(Page and application data records)
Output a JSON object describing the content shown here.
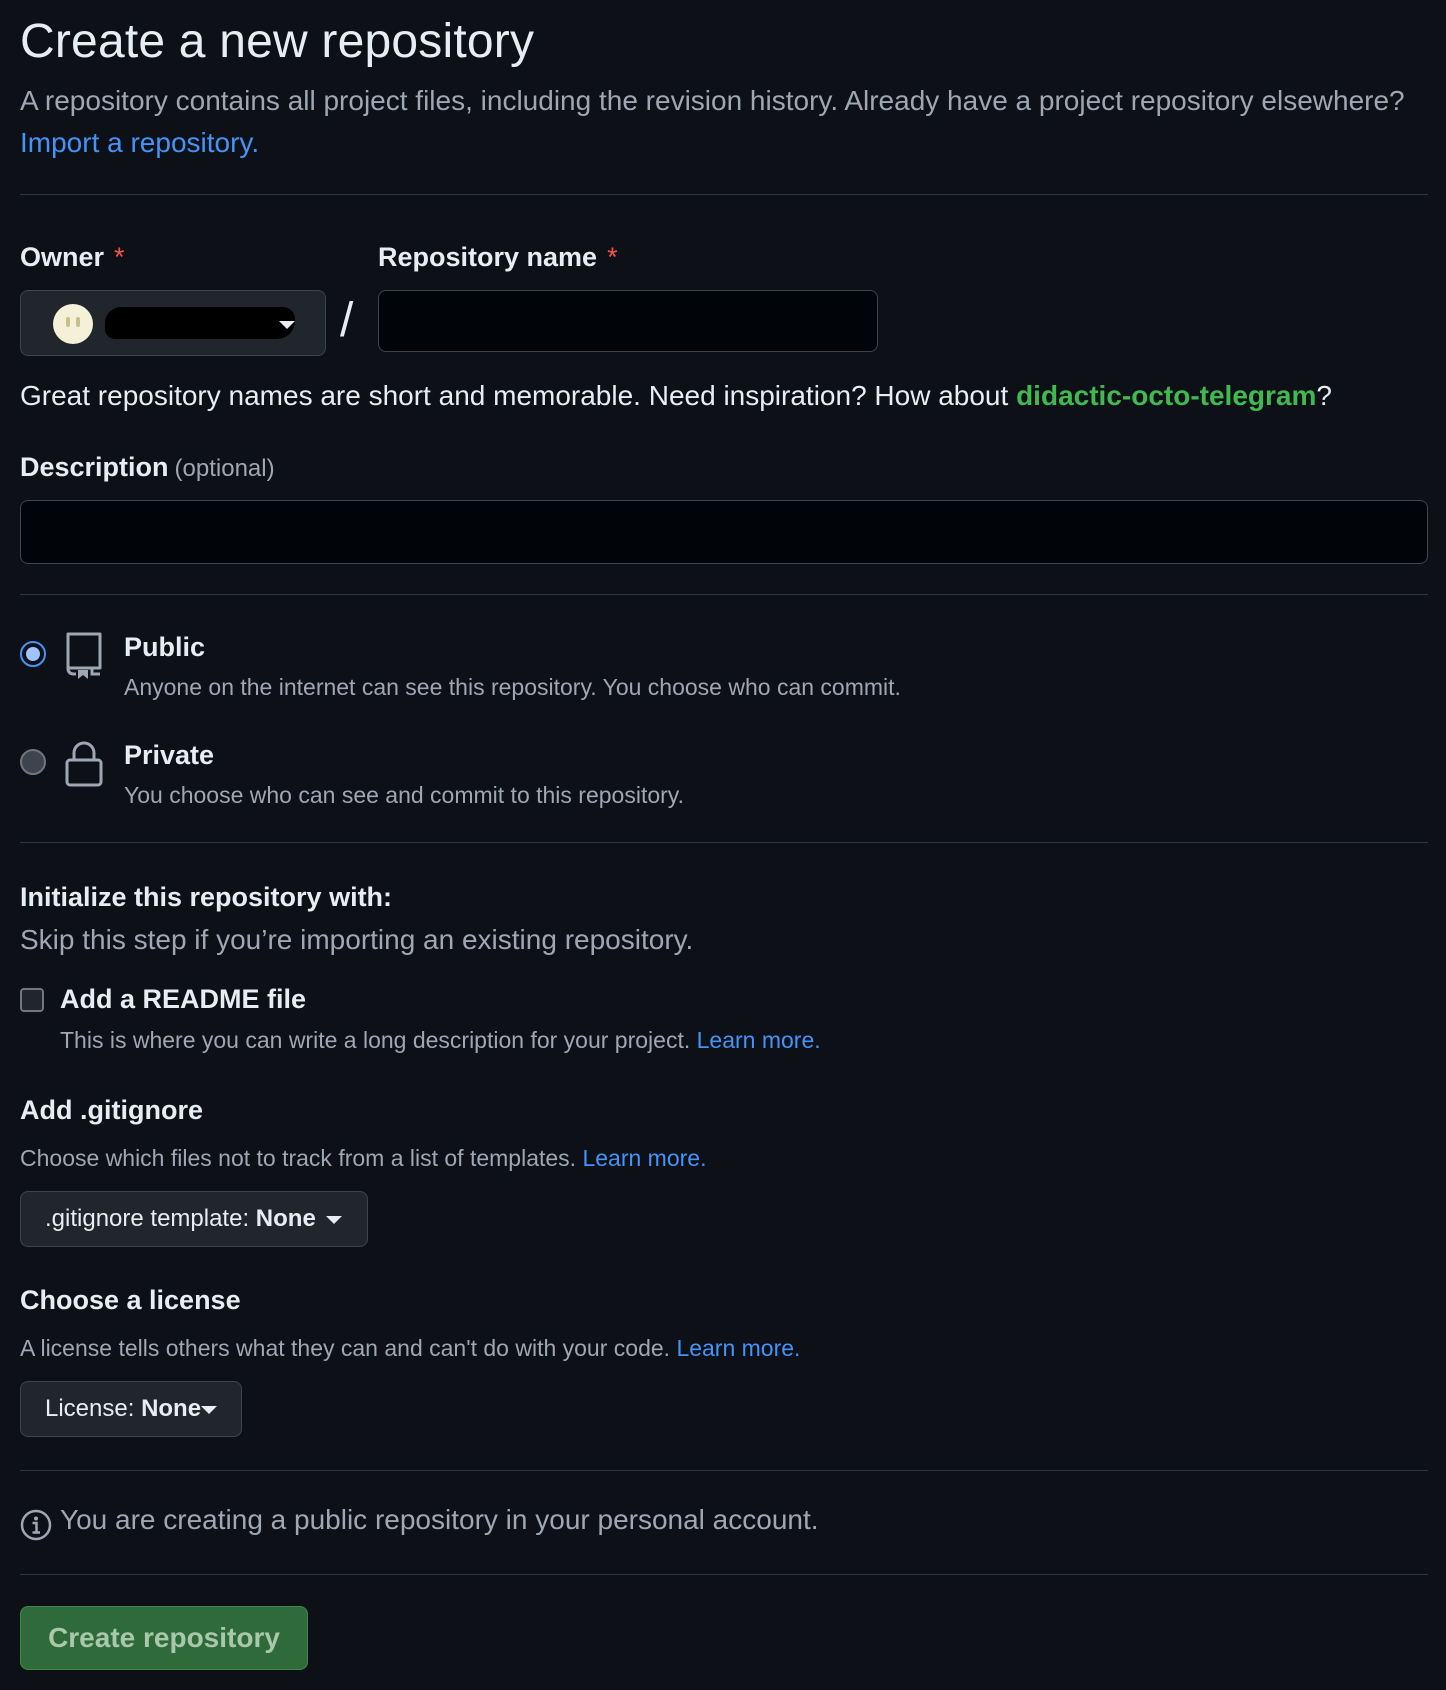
{
  "header": {
    "title": "Create a new repository",
    "subtitle": "A repository contains all project files, including the revision history. Already have a project repository elsewhere?",
    "import_link": "Import a repository."
  },
  "owner": {
    "label": "Owner",
    "required_mark": "*"
  },
  "repo_name": {
    "label": "Repository name",
    "required_mark": "*",
    "separator": "/",
    "value": ""
  },
  "name_hint": {
    "text": "Great repository names are short and memorable. Need inspiration? How about ",
    "suggestion": "didactic-octo-telegram",
    "suffix": "?"
  },
  "description": {
    "label": "Description",
    "optional": "(optional)",
    "value": ""
  },
  "visibility": {
    "selected": "public",
    "options": [
      {
        "title": "Public",
        "desc": "Anyone on the internet can see this repository. You choose who can commit."
      },
      {
        "title": "Private",
        "desc": "You choose who can see and commit to this repository."
      }
    ]
  },
  "initialize": {
    "title": "Initialize this repository with:",
    "skip": "Skip this step if you’re importing an existing repository.",
    "readme_label": "Add a README file",
    "readme_desc": "This is where you can write a long description for your project.",
    "readme_checked": false,
    "learn_more": "Learn more."
  },
  "gitignore": {
    "title": "Add .gitignore",
    "desc": "Choose which files not to track from a list of templates.",
    "learn_more": "Learn more.",
    "button_prefix": ".gitignore template: ",
    "button_value": "None"
  },
  "license": {
    "title": "Choose a license",
    "desc": "A license tells others what they can and can't do with your code.",
    "learn_more": "Learn more.",
    "button_prefix": "License: ",
    "button_value": "None"
  },
  "notice": {
    "text": "You are creating a public repository in your personal account."
  },
  "actions": {
    "create_label": "Create repository"
  },
  "colors": {
    "background": "#0d1117",
    "link": "#4493f8",
    "suggestion": "#3fb950",
    "required": "#f85149",
    "create_button": "#2f6b3a"
  }
}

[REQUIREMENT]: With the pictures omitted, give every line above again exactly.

[OUTPUT BELOW]:
Output a JSON object describing the content shown here.
{
  "header": {
    "title": "Create a new repository",
    "subtitle": "A repository contains all project files, including the revision history. Already have a project repository elsewhere?",
    "import_link": "Import a repository."
  },
  "owner": {
    "label": "Owner",
    "required_mark": "*"
  },
  "repo_name": {
    "label": "Repository name",
    "required_mark": "*",
    "separator": "/",
    "value": ""
  },
  "name_hint": {
    "text": "Great repository names are short and memorable. Need inspiration? How about ",
    "suggestion": "didactic-octo-telegram",
    "suffix": "?"
  },
  "description": {
    "label": "Description",
    "optional": "(optional)",
    "value": ""
  },
  "visibility": {
    "selected": "public",
    "options": [
      {
        "title": "Public",
        "desc": "Anyone on the internet can see this repository. You choose who can commit."
      },
      {
        "title": "Private",
        "desc": "You choose who can see and commit to this repository."
      }
    ]
  },
  "initialize": {
    "title": "Initialize this repository with:",
    "skip": "Skip this step if you’re importing an existing repository.",
    "readme_label": "Add a README file",
    "readme_desc": "This is where you can write a long description for your project.",
    "readme_checked": false,
    "learn_more": "Learn more."
  },
  "gitignore": {
    "title": "Add .gitignore",
    "desc": "Choose which files not to track from a list of templates.",
    "learn_more": "Learn more.",
    "button_prefix": ".gitignore template: ",
    "button_value": "None"
  },
  "license": {
    "title": "Choose a license",
    "desc": "A license tells others what they can and can't do with your code.",
    "learn_more": "Learn more.",
    "button_prefix": "License: ",
    "button_value": "None"
  },
  "notice": {
    "text": "You are creating a public repository in your personal account."
  },
  "actions": {
    "create_label": "Create repository"
  },
  "colors": {
    "background": "#0d1117",
    "link": "#4493f8",
    "suggestion": "#3fb950",
    "required": "#f85149",
    "create_button": "#2f6b3a"
  }
}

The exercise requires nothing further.